<<<<
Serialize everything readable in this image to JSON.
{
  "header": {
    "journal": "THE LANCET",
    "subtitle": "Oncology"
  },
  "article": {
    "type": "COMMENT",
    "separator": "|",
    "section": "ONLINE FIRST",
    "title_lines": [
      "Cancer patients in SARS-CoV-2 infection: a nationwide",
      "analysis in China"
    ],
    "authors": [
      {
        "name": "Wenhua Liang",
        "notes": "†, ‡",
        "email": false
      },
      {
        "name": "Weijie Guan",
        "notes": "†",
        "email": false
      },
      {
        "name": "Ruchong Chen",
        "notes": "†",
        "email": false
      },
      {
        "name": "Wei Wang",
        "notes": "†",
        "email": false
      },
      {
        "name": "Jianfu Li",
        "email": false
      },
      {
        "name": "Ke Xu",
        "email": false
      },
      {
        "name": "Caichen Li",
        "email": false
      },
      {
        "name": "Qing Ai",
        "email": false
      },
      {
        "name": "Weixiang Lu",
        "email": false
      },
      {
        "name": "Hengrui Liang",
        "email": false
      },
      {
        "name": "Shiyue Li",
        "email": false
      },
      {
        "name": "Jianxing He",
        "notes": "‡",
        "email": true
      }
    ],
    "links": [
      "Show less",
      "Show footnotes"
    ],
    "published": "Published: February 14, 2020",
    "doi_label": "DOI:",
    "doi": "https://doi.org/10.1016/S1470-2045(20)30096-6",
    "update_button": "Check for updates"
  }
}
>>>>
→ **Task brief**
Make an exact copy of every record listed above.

→ **Solution to the exercise**
Serialize everything readable in this image to JSON.
{
  "header": {
    "journal": "THE LANCET",
    "subtitle": "Oncology"
  },
  "article": {
    "type": "COMMENT",
    "separator": "|",
    "section": "ONLINE FIRST",
    "title_lines": [
      "Cancer patients in SARS-CoV-2 infection: a nationwide",
      "analysis in China"
    ],
    "authors": [
      {
        "name": "Wenhua Liang",
        "notes": "†, ‡",
        "email": false
      },
      {
        "name": "Weijie Guan",
        "notes": "†",
        "email": false
      },
      {
        "name": "Ruchong Chen",
        "notes": "†",
        "email": false
      },
      {
        "name": "Wei Wang",
        "notes": "†",
        "email": false
      },
      {
        "name": "Jianfu Li",
        "email": false
      },
      {
        "name": "Ke Xu",
        "email": false
      },
      {
        "name": "Caichen Li",
        "email": false
      },
      {
        "name": "Qing Ai",
        "email": false
      },
      {
        "name": "Weixiang Lu",
        "email": false
      },
      {
        "name": "Hengrui Liang",
        "email": false
      },
      {
        "name": "Shiyue Li",
        "email": false
      },
      {
        "name": "Jianxing He",
        "notes": "‡",
        "email": true
      }
    ],
    "links": [
      "Show less",
      "Show footnotes"
    ],
    "published": "Published: February 14, 2020",
    "doi_label": "DOI:",
    "doi": "https://doi.org/10.1016/S1470-2045(20)30096-6",
    "update_button": "Check for updates"
  }
}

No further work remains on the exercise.